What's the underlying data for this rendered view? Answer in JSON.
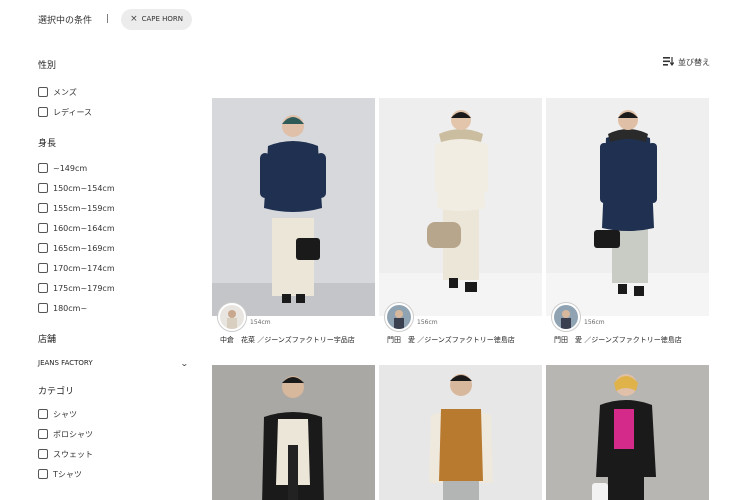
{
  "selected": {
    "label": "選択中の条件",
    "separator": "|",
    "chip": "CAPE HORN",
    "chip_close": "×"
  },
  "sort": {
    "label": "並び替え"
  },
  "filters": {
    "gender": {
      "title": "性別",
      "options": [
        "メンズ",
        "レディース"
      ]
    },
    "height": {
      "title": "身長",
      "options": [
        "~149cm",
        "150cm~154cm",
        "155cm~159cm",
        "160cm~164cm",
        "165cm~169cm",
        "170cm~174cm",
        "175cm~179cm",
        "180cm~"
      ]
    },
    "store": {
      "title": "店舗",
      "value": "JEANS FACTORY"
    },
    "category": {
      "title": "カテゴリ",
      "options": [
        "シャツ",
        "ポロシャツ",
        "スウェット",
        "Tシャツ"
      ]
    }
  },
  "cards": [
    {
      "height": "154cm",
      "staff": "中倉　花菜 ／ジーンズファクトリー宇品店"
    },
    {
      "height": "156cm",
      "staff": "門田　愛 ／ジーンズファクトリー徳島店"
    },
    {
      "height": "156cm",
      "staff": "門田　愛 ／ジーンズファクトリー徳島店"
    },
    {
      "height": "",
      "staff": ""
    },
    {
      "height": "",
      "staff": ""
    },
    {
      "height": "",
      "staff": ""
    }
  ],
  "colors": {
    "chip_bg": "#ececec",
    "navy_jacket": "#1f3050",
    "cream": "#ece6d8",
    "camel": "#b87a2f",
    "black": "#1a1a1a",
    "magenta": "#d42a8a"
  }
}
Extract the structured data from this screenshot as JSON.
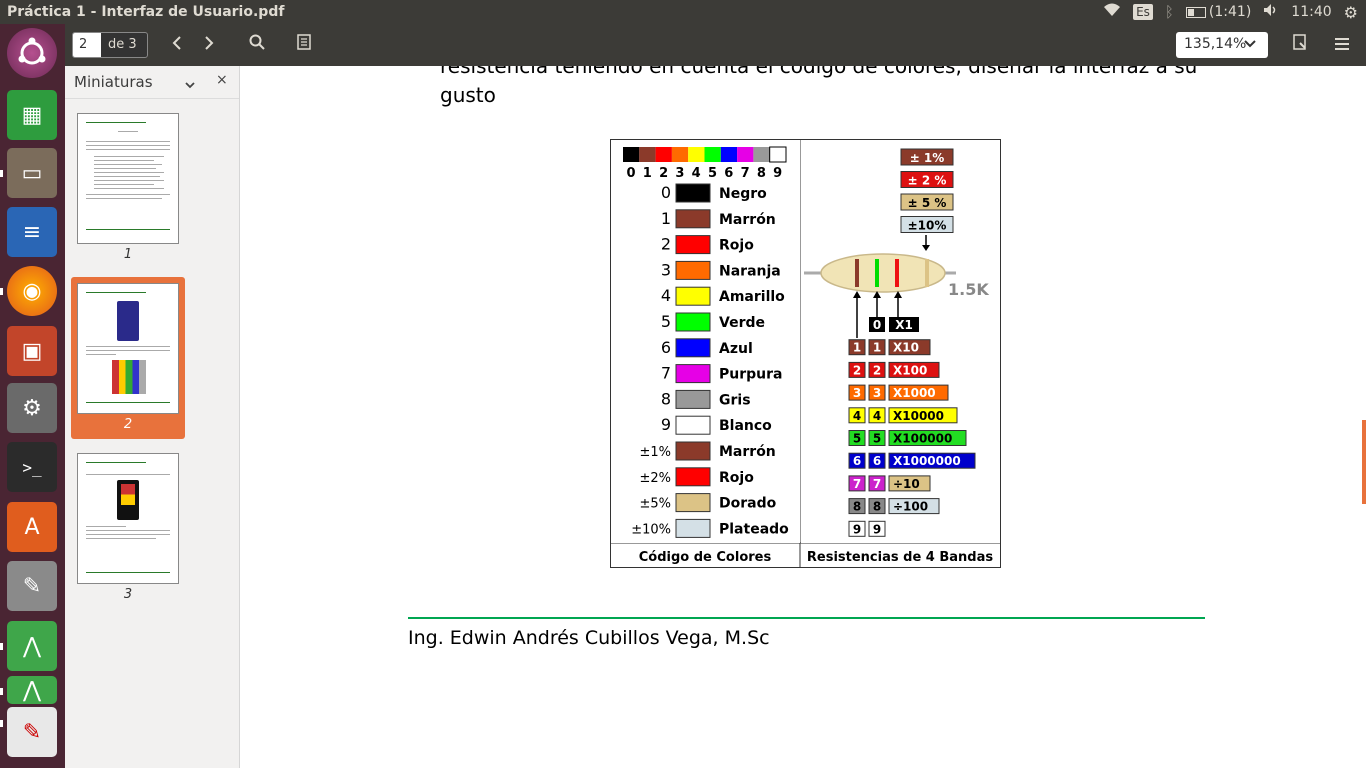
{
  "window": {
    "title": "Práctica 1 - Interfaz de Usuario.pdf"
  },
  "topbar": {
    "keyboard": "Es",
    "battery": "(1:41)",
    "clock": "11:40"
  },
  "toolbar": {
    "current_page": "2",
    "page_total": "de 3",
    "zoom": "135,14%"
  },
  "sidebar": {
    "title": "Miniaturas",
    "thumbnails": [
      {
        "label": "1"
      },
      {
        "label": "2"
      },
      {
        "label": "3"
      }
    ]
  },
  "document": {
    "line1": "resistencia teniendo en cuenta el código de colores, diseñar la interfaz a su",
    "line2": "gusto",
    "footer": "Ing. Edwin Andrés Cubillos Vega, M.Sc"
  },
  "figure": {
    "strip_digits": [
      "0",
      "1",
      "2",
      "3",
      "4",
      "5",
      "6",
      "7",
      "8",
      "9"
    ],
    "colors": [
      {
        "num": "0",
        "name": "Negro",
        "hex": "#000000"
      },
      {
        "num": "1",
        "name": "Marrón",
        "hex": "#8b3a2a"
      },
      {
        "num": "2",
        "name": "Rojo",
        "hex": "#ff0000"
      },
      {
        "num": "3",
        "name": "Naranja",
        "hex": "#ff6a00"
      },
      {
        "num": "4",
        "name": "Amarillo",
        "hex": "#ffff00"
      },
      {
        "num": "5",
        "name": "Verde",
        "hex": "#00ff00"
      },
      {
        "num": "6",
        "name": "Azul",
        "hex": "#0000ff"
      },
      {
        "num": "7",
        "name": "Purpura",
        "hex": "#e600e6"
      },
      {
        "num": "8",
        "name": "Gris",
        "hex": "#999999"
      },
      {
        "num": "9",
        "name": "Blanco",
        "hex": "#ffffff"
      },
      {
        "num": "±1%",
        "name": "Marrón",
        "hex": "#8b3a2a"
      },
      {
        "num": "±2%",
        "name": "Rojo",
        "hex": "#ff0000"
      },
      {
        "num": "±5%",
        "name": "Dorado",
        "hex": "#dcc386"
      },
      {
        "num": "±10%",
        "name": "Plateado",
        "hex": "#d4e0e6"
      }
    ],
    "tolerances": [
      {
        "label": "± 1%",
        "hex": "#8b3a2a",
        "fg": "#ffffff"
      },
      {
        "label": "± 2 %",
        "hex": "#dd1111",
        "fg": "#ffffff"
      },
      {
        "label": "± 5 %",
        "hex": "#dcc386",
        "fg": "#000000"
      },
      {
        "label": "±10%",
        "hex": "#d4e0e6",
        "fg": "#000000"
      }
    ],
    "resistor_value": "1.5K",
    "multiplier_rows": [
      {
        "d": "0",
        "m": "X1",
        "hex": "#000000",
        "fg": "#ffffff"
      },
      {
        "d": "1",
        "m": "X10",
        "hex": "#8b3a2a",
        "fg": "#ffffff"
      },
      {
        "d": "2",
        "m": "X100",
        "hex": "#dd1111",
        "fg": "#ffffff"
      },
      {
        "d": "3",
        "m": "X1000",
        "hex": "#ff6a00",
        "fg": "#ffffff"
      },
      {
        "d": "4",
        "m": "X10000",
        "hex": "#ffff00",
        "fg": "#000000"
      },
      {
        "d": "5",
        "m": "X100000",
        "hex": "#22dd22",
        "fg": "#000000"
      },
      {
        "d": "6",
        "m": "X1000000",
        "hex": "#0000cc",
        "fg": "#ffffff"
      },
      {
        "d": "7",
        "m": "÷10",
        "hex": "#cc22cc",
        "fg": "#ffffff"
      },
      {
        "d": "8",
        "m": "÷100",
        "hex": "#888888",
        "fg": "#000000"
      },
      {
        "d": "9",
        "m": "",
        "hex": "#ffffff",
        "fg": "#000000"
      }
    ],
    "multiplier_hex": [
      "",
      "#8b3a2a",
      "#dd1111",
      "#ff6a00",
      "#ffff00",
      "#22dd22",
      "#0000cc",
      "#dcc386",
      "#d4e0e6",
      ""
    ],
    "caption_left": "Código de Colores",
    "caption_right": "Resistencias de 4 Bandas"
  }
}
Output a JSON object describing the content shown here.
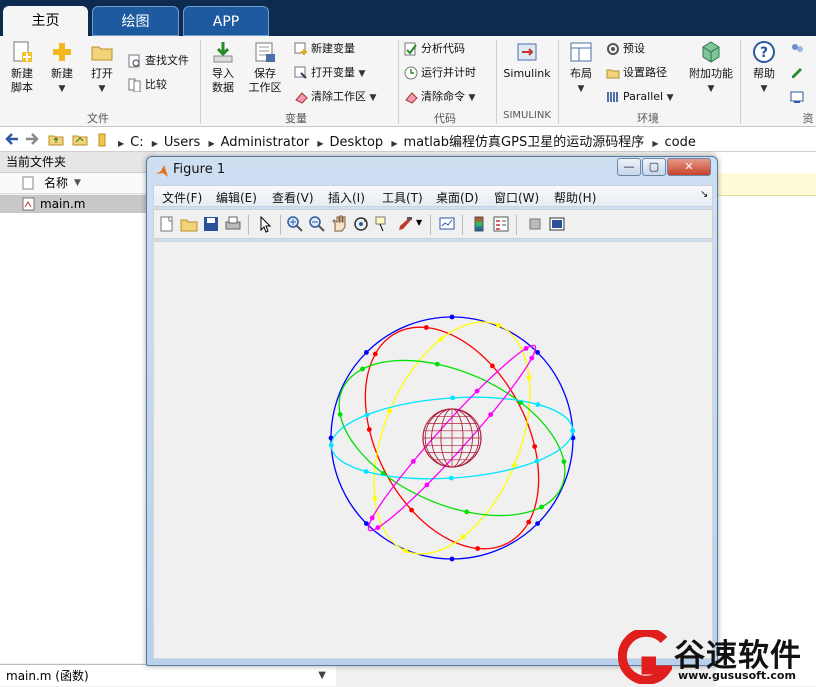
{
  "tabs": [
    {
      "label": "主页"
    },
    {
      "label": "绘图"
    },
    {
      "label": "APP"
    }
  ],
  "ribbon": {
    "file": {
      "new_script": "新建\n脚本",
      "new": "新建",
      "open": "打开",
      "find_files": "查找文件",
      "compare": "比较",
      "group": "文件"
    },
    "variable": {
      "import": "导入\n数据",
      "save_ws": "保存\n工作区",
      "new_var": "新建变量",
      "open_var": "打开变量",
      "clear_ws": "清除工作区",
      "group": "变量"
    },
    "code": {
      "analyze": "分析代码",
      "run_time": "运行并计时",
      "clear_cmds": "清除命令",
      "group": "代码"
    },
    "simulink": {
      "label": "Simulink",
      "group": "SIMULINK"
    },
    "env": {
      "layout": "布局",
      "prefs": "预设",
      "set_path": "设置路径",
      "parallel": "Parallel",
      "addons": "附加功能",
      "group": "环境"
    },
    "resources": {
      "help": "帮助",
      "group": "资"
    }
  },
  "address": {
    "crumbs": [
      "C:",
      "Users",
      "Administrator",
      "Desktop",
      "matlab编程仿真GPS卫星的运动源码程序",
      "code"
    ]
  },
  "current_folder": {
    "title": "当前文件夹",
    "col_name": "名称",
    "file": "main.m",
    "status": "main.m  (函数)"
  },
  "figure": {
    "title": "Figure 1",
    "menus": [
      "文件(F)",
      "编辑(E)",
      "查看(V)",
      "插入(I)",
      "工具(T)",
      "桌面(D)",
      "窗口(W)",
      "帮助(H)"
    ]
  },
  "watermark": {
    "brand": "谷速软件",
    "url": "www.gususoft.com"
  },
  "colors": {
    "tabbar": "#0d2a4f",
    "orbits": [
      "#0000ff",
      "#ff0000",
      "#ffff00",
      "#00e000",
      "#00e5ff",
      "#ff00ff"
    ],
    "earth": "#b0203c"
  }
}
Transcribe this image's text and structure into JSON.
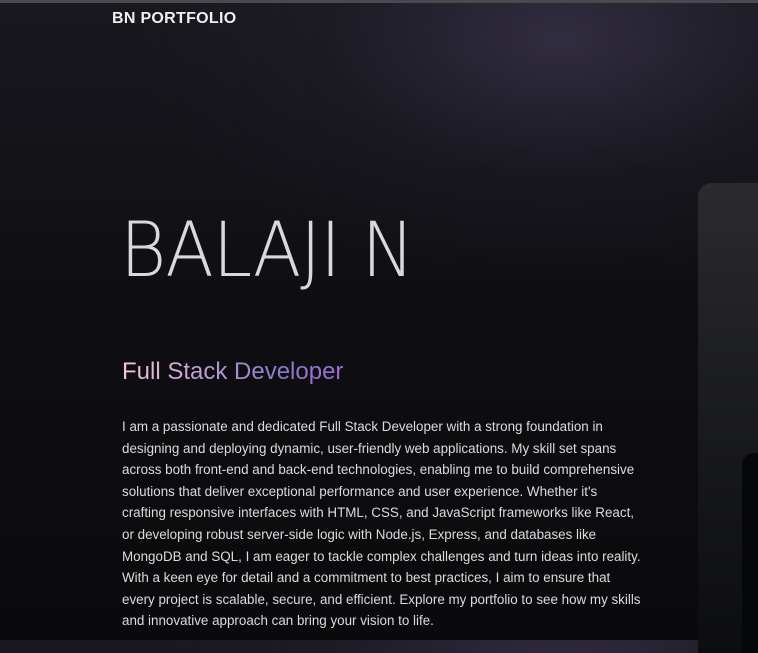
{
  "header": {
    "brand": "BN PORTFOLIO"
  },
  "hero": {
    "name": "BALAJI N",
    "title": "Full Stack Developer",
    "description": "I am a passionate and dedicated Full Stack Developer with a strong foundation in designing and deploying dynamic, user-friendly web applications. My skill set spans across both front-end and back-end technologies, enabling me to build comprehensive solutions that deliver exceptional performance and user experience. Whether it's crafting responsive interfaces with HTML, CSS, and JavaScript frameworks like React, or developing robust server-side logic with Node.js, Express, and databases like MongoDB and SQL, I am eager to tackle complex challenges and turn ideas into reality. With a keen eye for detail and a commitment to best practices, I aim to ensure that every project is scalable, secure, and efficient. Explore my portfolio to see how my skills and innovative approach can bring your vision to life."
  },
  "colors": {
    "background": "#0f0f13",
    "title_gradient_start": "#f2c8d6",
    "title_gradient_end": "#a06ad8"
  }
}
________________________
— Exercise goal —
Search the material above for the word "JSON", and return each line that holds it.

— Answer box —
What's the underlying data for this rendered view? Answer in JSON.
Extract the structured data from this screenshot as JSON.
Output a JSON object describing the content shown here.
Transcribe this image's text and structure into JSON.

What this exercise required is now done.